Santana begs for ball, then won't give it up
NEW YORK -- It was a few months ago, back in June, and Jerry Manuel had just been named the new manager of the Mets. Torii Hunter approached Manuel before a game in Anaheim, Calif., and gave the new manager some sound insight.
"You really don't know what you got there," Hunter said about Johan Santana, his former teammate in Minnesota, and Manuel's ace. "This guy is really special."
Manuel knew, of course, but the beauty of the left-hander had not yet fully been revealed to him. Nor was it to anyone, perhaps not even until today, when Santana went above the enormous expectations that accompanied his arrival in a trade with the Twins this past winter.

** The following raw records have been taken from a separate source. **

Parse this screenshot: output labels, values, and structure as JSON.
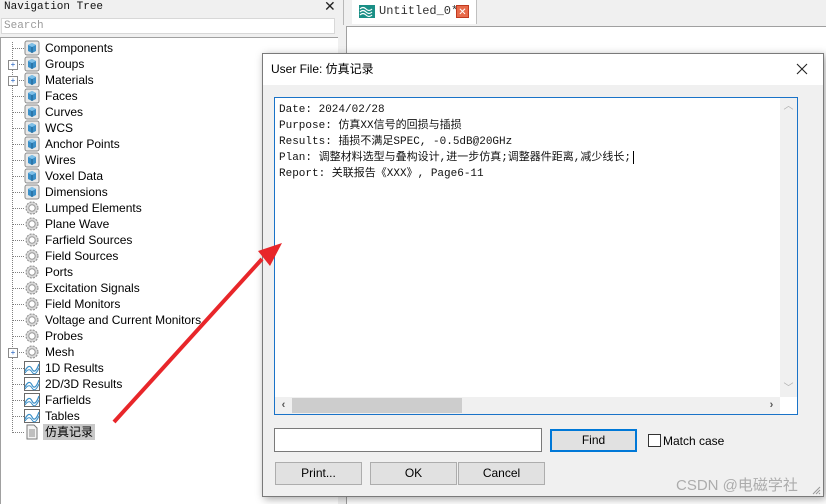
{
  "nav": {
    "title": "Navigation Tree",
    "search_placeholder": "Search",
    "items": [
      {
        "label": "Components",
        "icon": "cube-icon",
        "expandable": false
      },
      {
        "label": "Groups",
        "icon": "cube-icon",
        "expandable": true
      },
      {
        "label": "Materials",
        "icon": "cube-icon",
        "expandable": true
      },
      {
        "label": "Faces",
        "icon": "cube-icon",
        "expandable": false
      },
      {
        "label": "Curves",
        "icon": "cube-icon",
        "expandable": false
      },
      {
        "label": "WCS",
        "icon": "cube-icon",
        "expandable": false
      },
      {
        "label": "Anchor Points",
        "icon": "cube-icon",
        "expandable": false
      },
      {
        "label": "Wires",
        "icon": "cube-icon",
        "expandable": false
      },
      {
        "label": "Voxel Data",
        "icon": "cube-icon",
        "expandable": false
      },
      {
        "label": "Dimensions",
        "icon": "cube-icon",
        "expandable": false
      },
      {
        "label": "Lumped Elements",
        "icon": "gear-icon",
        "expandable": false
      },
      {
        "label": "Plane Wave",
        "icon": "gear-icon",
        "expandable": false
      },
      {
        "label": "Farfield Sources",
        "icon": "gear-icon",
        "expandable": false
      },
      {
        "label": "Field Sources",
        "icon": "gear-icon",
        "expandable": false
      },
      {
        "label": "Ports",
        "icon": "gear-icon",
        "expandable": false
      },
      {
        "label": "Excitation Signals",
        "icon": "gear-icon",
        "expandable": false
      },
      {
        "label": "Field Monitors",
        "icon": "gear-icon",
        "expandable": false
      },
      {
        "label": "Voltage and Current Monitors",
        "icon": "gear-icon",
        "expandable": false
      },
      {
        "label": "Probes",
        "icon": "gear-icon",
        "expandable": false
      },
      {
        "label": "Mesh",
        "icon": "gear-icon",
        "expandable": true
      },
      {
        "label": "1D Results",
        "icon": "chart-icon",
        "expandable": false
      },
      {
        "label": "2D/3D Results",
        "icon": "chart-icon",
        "expandable": false
      },
      {
        "label": "Farfields",
        "icon": "chart-icon",
        "expandable": false
      },
      {
        "label": "Tables",
        "icon": "chart-icon",
        "expandable": false
      },
      {
        "label": "仿真记录",
        "icon": "document-icon",
        "expandable": false,
        "selected": true
      }
    ]
  },
  "tabs": [
    {
      "label": "Untitled_0*",
      "icon": "wave-icon",
      "active": true
    }
  ],
  "dialog": {
    "title": "User File: 仿真记录",
    "content_lines": [
      "Date: 2024/02/28",
      "Purpose: 仿真XX信号的回损与插损",
      "Results: 插损不满足SPEC, -0.5dB@20GHz",
      "Plan: 调整材料选型与叠构设计,进一步仿真;调整器件距离,减少线长;",
      "Report: 关联报告《XXX》, Page6-11"
    ],
    "find_value": "",
    "find_label": "Find",
    "match_case_label": "Match case",
    "match_case_checked": false,
    "print_label": "Print...",
    "ok_label": "OK",
    "cancel_label": "Cancel"
  },
  "watermark": "CSDN @电磁学社",
  "colors": {
    "accent": "#0078d7",
    "arrow": "#e8262a",
    "tab_icon": "#1a8f86",
    "tab_close": "#e86a4a",
    "cube": "#3a8fc8"
  }
}
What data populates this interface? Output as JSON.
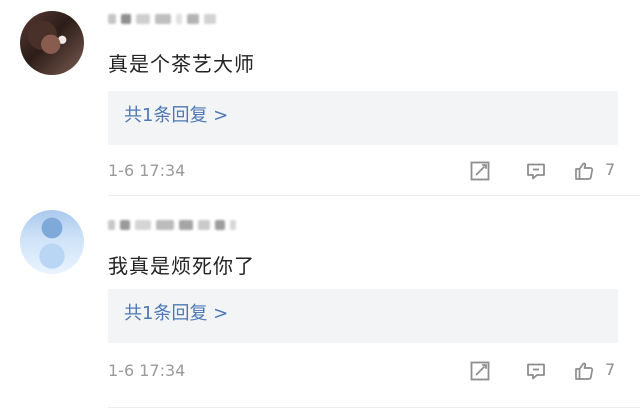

The Mets gave him six years and $137.5 million this offseason to be their ace, to repair a fractured team psyche -- it had just blown a seven-game lead over the regular season's final 18 days and missed the postseason -- and to re-establish the Mets as the elite of the National League East.
Santana could never truly do all that on his own, but on Saturday afternoon with literal clouds hanging over this soon-to-be extinct ballpark, he went out and pitched one of the best games teammates, opponents and management have ever seen in a 2-0 shutout against the Marlins. He kept the Mets alive another day in the National League postseason race -- thanks to a Brewers loss, the Mets are tied with Milwaukee for the NL wild card -- and left the game how he began it: with a standing ovation from a booming crowd.
"That," Manuel said, shaking his head, "was gangsta."
Indeed. Santana had gone just three days in between starts, not his usual four. Never before had he done that in the regular season, and it was against the backdrop of his most recent start, in which he threw a career-high 125 pitches. Never mind the pressure to keep his team afloat; from the moment he arrived in Queens, Santana has insisted that, to him, pressure doesn't exist. He was here to just do his job.
And before his start Saturday, Santana told himself that not only did he want to do his job and get the win, but he wanted to finish the game.
"I was going for it," said Santana, who threw 117 pitches.
He went for it by throwing his famous changeup against the flailing Marlins, who did little in the way of producing much against it: They had just three hits and struck out nine times. Santana was economical with his pitches, save for the fifth inning, in which he loaded the bases.
"He was like a guy you'd pay $130 million," Marlins catcher John Baker said, sighing after he was asked how Santana looked. "He changed his approach throughout, he pitched different with guys on base and he got ahead of hitters and doing it on three days' rest
"That was probably the best performance I've seen."
Baker has been in the big leagues for only a few months, but Mets general manager Omar Minaya has spent his entire life around the game, and even he was pressed to name many better outings.
"Unless you work here and understand New York, to do this and the pressure-packed [environment] that is New York," Minaya said, "it gives it another level."
Manuel says the only reason Santana was on the mound Saturday was because he went into the manager's office and "begged" him to start. Santana saw how his team was nearing another collapse, how the bullpen had been battered and that if he were not to start, then Manuel possibly would have been forced to throw rookie Jonathon Niese out there to save the season.
"The situation that we were in, there's no tomorrow," Santana said. "I don't think about tomorrow. I've got to do it today and that's the way you take care of business. For me, it was about helping my team and giving them a chance."
His teammates were left mostly shaking their heads. Since July 4, Santana is 9-0 with a 2.09 ERA in 17 starts. He threw his third complete game this season, and it was the sixth of his impressive career. The last Mets pitcher to throw a shutout on three days' rest was Dwight Gooden on Sept. 16, 1987. The numbers, records and stats are bountiful. But it's what Santana does for his teammates, and how he lifts them up before they even take the field, that's of equal value.
"I think we all should buy him dinner tonight," Ryan Church said.
Carlos Delgado was a bit more expressive.
"He's a tough competitor, and I knew he was going to give us all he had," Delgado said. "It definitely gives you hope."
Perhaps that hope will translate to Oliver Perez, who will also start on three days' rest Sunday and try to keep his team alive. Perez was on the bench for the entire game, and he saw up close Santana's dominance. He'll have a chance to try and duplicate some of the same, and perhaps evoke Shea Stadium magic one last time. Santana certainly did Saturday.
Amy K. Nelson is a staff writer for ESPN.com. She can be reached via e-mail at firstname.lastname@example.org.